_What you will do_. Find all the lines in the entries below that hold the word "templates" and copy them.

(Collection entries)
══════

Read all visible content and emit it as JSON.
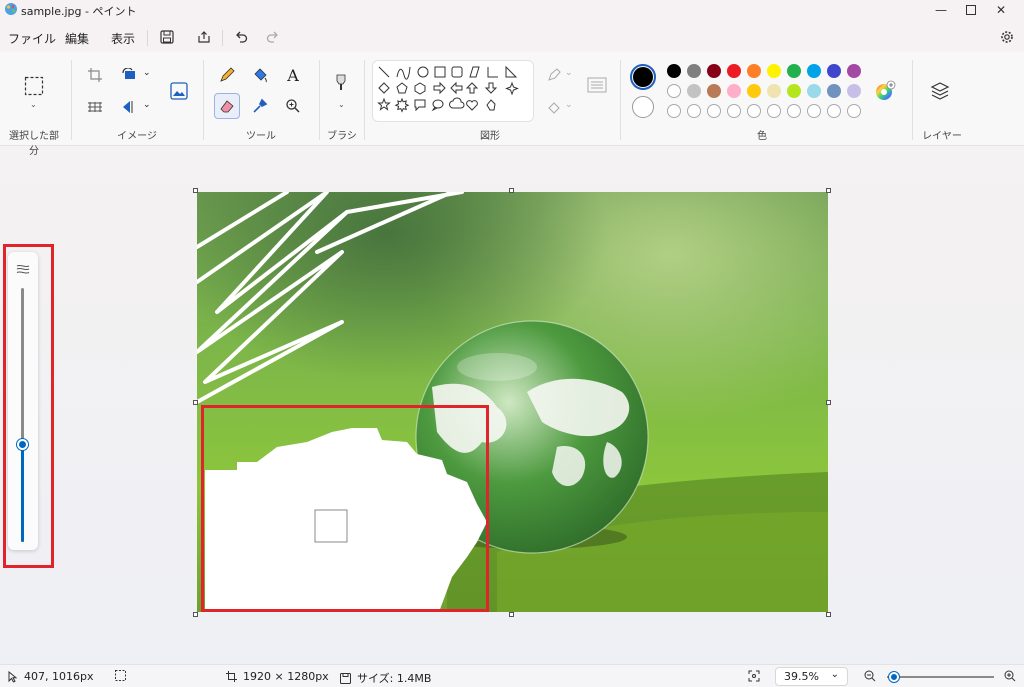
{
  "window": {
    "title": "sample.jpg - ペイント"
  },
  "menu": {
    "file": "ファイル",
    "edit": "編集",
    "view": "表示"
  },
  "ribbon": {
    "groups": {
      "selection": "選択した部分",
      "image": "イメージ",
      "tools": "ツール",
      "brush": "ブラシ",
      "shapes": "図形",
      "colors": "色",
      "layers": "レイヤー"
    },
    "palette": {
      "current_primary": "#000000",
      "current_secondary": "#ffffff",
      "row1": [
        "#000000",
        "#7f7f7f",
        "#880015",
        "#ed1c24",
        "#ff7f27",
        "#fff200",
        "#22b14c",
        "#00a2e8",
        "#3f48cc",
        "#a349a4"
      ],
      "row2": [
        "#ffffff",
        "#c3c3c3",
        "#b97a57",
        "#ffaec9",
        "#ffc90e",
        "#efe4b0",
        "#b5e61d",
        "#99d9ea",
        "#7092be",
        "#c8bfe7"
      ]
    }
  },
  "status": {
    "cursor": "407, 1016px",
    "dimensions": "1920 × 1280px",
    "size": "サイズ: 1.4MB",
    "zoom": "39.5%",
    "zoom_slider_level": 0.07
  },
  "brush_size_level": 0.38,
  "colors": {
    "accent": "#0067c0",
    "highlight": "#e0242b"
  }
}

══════

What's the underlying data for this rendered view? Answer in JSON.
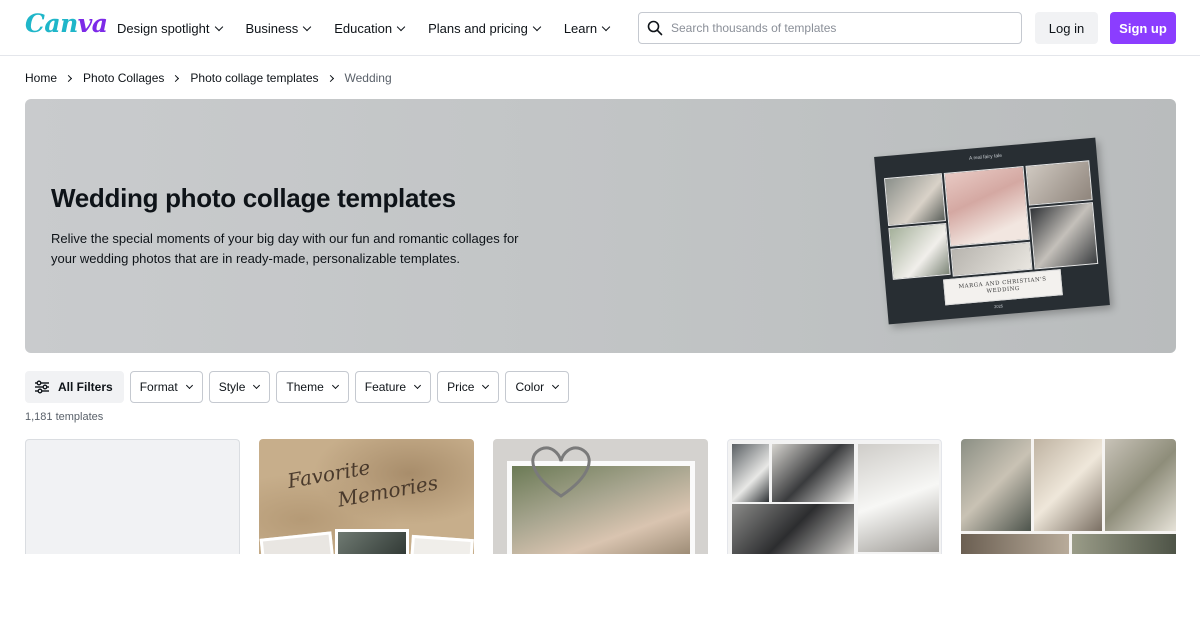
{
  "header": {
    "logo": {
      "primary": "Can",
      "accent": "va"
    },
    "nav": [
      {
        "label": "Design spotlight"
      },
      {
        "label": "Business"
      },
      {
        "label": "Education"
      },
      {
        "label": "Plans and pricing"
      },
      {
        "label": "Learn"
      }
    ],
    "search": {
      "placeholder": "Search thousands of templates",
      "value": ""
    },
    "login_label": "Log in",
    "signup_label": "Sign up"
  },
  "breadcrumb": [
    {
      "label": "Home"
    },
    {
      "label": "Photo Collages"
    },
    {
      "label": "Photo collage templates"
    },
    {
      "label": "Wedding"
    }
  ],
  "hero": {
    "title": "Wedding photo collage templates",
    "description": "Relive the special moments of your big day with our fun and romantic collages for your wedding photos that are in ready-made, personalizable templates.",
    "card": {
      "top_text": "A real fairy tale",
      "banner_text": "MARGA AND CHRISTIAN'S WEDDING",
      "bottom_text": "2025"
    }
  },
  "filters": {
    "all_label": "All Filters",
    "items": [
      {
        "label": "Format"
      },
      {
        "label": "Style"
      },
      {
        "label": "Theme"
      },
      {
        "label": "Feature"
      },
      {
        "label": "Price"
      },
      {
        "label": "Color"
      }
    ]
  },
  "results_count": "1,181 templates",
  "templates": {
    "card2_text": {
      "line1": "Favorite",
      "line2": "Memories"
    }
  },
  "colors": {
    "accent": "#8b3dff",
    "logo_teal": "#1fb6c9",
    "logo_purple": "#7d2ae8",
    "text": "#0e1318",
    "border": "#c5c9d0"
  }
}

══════

_Exercise solution_.
      "placeholder": "Search thousands of templates",
      "label": "Photo collage templates"
    "title": "Wedding photo collage templates",
    "description": "Relive the special moments of your big day with our fun and romantic collages for your wedding photos that are in ready-made, personalizable templates.",
  "results_count": "1,181 templates",
  "templates": {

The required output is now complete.